As with the first installment, the story does not question the system so much as it concentrates on separating the good guys from the bad. The lines become blurred pretty quickly, but it still remains a predictable piece of revenge drama and a journey of self-discovery. Tris still does not care enough about the society to change it, and her reasons for rebellion are still petty (relatively) and selfish. The characters still lack enough fire to make you want to root for them, and you will still watch with some detachment.
The conflict and resolution are both sketchy. The relationships between the characters, even the romance between Four and Tris, are colourless.
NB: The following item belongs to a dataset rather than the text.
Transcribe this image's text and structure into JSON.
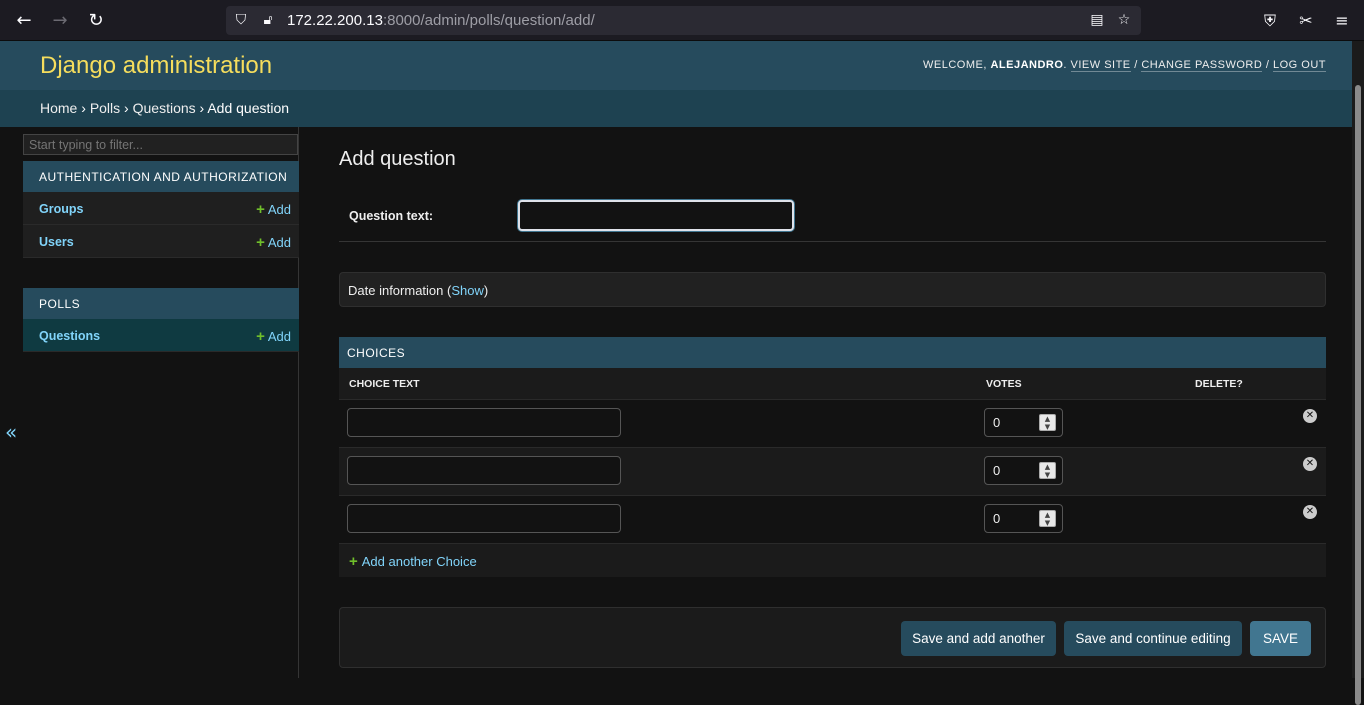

The conflicts between the characters are also conveniently done away with, and although there is less violence this time around, most of the unwanted characters are done away with by guns, instead of some intense fighting.
Tris is still surly, and scowls at everybody. She lacks the fire and strength of character that Katniss of The Hunger Games series possesses (yes, the comparison is inevitable). You wish Tris would get it over and done with already, instead of making you sit through what seem like hours of self-doubt and self-pity. The only real character is Evelyn - she is a cunning woman, and she makes no bones about it. The dialogues are drab and uninspiring, and there are just too many unrequired twists and turns that make this movie somewhat tedious to watch.
Shailene Woodley has not matured much since the previous film. Her range of expressions is narrow, and she manages, yet again, to look disinterested in the events of the movie. She is physically fitter and faster, but that is almost the only improvement. She has no chemistry with her co-star, Theo James, who is markedly better than he was in the first film.
Ray Stevenson is barely there, and Octavia Spencer, like Ashley Judd in Divergent, is underused. Miles Teller proved his worth with Whiplash
, thankfully, because you would never know his talent from the role he plays here. Naomi Watts is convincing, and Kate Winslet is a little viler, making the two actors the only reason to watch the film.
The production and costume designs are similar to those in Divergent, of course, but a little colour has been added. The locations look alike, which may be the point of a dystopian world, but it becomes monotonous. The VFX is a vast improvement on the first movie. The simulated worlds are more believable, fantastical though they may be. Some of the cinematography is stunning, especially the overhead shots of the outdoors. Again, there is a balance between sets and real locations, and a little variety is always welcome.
There is just one train sequence, disappointingly, since that was the best part of the first movie, as far as visuals were concerned. The movie is the first in the series to be shot in 3D, and it makes a huge difference to how you view the visuals. The editing department could have made the narration crisper by cutting out some of the introspective sequences. The music is better, and more apt to the flow of the film.
Insurgent leaves you with many questions, but we can answer the most important one - yes, there will be a third instalment, in two parts, as seems to be the norm of any movie series based on YA Literature. If you are wondering if the books are worth reading, the answer is, again, yes. The books, so far, are better than the movies, but even they cannot beat The Hunger Games trilogy.
Watch Insurgent only if you have already watched Divergent and are curious to know how the morose characters end up (they are never happy, since, again, this is a dystopian world). The next installment promises a new world, literally, and may be something to look forward to, but the actors need to clean up their, well, act, otherwise this series will soon be forgotten by the fickle, young audiences that it aims to please.